What needs to be done: Across the records below, how many lines contain the string "this"? Give the number by itself.

Supplied data:
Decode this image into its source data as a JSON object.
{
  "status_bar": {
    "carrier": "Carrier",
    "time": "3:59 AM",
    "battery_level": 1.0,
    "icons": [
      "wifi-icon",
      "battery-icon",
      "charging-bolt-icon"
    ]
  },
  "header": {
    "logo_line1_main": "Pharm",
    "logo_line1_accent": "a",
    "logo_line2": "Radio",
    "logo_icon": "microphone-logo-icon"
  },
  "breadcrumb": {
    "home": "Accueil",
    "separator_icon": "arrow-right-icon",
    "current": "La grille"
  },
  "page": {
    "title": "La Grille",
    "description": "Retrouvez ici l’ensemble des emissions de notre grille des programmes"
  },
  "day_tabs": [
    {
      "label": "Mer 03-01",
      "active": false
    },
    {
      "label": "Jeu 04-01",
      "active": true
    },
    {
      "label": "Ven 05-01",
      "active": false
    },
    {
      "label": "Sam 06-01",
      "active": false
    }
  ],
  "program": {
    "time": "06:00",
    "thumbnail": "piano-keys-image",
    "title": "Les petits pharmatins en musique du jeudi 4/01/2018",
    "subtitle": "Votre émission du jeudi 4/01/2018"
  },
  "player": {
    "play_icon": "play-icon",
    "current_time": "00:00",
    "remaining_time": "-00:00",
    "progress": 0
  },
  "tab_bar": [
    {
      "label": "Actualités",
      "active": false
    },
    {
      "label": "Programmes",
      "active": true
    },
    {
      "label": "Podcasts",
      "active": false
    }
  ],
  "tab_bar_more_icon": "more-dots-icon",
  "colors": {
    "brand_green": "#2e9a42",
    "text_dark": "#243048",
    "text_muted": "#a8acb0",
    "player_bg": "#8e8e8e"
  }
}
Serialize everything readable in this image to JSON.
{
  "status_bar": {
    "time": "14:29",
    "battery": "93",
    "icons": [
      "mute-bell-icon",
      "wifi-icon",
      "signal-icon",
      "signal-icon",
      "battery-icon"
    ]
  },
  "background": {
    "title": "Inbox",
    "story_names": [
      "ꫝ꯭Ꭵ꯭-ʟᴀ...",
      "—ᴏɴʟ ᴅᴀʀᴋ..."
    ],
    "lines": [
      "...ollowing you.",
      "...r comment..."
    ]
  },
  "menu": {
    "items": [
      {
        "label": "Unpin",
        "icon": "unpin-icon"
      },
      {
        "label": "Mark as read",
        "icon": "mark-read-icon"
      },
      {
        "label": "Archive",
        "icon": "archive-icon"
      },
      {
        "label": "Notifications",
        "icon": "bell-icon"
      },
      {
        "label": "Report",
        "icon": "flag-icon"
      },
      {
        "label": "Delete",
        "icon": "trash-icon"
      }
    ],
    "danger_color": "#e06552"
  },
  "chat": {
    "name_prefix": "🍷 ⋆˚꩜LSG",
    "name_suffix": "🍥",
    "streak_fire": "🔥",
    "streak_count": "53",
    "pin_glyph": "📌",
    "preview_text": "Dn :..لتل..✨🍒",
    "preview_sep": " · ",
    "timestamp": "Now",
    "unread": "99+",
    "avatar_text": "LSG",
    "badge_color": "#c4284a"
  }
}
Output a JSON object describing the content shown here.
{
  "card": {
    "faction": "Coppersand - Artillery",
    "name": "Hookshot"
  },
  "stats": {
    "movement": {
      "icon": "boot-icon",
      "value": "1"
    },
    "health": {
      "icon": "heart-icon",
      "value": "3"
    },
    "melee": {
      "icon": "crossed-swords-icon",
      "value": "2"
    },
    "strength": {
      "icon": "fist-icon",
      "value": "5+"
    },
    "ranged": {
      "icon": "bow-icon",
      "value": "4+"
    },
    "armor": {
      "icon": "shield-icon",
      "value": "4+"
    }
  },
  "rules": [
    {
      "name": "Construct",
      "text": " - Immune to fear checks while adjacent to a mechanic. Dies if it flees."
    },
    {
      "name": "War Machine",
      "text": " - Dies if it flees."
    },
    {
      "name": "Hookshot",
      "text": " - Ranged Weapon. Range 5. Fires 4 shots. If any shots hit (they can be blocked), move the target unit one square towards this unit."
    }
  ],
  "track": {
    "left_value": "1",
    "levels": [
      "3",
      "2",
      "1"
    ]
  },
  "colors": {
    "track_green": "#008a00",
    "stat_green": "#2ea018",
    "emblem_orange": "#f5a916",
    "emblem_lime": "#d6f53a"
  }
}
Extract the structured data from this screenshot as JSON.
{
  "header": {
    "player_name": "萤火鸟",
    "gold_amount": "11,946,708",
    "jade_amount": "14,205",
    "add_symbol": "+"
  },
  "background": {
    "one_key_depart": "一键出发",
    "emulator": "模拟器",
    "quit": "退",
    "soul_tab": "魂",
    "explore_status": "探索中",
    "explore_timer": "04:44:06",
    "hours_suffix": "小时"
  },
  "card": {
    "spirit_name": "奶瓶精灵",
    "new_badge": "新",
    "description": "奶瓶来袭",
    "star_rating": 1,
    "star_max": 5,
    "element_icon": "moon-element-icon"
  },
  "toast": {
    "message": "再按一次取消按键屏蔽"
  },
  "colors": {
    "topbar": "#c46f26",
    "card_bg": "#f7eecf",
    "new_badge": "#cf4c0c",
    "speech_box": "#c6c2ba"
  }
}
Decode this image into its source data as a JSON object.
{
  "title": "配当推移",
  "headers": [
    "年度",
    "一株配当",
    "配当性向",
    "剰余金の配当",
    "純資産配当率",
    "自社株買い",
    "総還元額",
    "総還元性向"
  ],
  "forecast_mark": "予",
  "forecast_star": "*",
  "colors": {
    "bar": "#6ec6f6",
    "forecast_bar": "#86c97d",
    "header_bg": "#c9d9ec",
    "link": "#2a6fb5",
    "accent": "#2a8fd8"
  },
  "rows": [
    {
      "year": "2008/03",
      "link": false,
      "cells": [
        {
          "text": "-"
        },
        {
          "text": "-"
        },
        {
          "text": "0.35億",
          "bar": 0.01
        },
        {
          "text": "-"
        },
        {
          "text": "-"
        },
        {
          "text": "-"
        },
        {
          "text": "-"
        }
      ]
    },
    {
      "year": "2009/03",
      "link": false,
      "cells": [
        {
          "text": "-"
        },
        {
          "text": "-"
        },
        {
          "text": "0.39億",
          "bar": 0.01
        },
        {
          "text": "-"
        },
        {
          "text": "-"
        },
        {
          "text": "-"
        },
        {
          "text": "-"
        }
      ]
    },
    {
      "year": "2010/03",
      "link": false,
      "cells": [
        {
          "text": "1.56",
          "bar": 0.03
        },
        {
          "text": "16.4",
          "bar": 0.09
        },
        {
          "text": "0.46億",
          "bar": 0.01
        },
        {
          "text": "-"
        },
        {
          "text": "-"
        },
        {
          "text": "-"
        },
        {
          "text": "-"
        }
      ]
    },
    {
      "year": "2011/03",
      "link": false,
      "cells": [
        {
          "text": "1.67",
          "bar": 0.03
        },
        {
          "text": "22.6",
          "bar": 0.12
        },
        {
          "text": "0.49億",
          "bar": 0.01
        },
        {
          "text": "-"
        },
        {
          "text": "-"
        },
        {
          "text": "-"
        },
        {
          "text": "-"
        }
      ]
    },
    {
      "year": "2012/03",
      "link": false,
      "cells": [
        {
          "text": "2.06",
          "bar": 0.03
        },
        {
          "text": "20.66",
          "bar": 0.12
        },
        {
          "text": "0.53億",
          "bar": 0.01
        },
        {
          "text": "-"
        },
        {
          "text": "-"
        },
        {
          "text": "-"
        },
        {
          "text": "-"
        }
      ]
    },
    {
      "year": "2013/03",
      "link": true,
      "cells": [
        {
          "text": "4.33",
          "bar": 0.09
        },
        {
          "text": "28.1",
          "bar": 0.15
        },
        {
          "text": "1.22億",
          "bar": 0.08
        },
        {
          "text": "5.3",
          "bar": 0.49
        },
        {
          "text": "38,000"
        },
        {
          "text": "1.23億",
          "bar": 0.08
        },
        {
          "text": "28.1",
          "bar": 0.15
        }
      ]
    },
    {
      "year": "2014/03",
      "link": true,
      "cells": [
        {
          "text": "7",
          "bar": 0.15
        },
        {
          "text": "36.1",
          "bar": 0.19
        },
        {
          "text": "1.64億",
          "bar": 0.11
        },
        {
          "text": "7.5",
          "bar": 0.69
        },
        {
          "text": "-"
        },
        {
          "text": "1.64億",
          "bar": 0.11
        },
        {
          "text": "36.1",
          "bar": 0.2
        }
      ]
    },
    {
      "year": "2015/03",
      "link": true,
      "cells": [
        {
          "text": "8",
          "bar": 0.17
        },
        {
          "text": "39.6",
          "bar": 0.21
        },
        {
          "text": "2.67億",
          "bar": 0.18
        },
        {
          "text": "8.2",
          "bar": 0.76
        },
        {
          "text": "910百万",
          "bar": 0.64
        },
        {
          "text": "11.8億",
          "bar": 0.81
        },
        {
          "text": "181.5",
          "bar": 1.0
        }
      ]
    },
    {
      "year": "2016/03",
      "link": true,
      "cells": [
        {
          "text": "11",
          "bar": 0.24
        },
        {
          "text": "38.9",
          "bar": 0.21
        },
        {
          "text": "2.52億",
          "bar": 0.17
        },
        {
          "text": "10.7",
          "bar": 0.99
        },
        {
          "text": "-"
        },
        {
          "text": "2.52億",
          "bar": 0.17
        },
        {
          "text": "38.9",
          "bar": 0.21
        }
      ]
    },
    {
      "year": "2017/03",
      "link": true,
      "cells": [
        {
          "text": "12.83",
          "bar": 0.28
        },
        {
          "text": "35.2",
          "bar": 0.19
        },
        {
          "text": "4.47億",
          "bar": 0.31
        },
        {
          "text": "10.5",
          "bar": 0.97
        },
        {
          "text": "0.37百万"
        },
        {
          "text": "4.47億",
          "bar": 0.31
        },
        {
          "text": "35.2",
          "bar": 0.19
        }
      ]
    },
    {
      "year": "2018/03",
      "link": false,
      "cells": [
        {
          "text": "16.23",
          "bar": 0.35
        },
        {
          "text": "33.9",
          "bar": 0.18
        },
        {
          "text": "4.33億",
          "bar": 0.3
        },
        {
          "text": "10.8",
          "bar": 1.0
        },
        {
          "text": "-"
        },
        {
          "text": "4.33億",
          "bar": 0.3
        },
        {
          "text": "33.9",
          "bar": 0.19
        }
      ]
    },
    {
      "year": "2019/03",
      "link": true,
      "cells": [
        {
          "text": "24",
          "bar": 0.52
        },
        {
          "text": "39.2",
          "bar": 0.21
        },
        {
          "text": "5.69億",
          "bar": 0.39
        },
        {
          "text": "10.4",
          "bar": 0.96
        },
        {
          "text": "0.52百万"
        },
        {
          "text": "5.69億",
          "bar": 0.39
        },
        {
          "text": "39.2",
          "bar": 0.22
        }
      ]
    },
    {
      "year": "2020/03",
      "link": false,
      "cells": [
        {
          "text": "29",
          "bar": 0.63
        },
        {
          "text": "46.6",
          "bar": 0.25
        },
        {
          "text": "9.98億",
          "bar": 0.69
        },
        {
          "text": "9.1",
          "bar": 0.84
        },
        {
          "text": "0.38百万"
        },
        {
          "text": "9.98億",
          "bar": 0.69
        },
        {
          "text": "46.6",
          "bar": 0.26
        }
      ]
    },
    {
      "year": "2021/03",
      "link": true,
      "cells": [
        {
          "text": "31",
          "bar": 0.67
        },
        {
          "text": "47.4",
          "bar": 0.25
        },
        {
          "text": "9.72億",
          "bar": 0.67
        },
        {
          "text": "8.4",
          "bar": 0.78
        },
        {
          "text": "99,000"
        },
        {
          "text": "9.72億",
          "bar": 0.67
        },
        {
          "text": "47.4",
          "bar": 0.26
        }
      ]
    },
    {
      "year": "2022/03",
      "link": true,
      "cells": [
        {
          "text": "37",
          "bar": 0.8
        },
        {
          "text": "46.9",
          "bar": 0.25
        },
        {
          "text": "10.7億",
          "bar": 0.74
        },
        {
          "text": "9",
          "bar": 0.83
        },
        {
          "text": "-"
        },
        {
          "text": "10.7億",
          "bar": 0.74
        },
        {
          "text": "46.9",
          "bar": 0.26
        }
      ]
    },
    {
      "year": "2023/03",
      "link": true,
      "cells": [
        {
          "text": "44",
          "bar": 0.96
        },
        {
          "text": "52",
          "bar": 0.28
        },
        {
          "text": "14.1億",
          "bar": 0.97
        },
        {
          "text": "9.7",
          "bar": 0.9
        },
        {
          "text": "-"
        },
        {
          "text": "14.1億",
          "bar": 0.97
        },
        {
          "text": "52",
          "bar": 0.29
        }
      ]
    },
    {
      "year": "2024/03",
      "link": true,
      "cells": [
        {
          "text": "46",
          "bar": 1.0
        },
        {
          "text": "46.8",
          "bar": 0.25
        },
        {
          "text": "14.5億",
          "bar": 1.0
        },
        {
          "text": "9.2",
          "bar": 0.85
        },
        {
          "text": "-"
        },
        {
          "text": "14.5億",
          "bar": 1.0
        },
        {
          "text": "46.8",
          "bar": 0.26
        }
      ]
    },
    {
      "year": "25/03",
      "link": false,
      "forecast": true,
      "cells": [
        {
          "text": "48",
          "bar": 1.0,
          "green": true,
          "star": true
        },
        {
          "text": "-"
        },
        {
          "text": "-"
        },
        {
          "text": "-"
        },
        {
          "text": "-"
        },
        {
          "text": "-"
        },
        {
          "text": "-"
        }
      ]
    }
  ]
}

Answer box: 5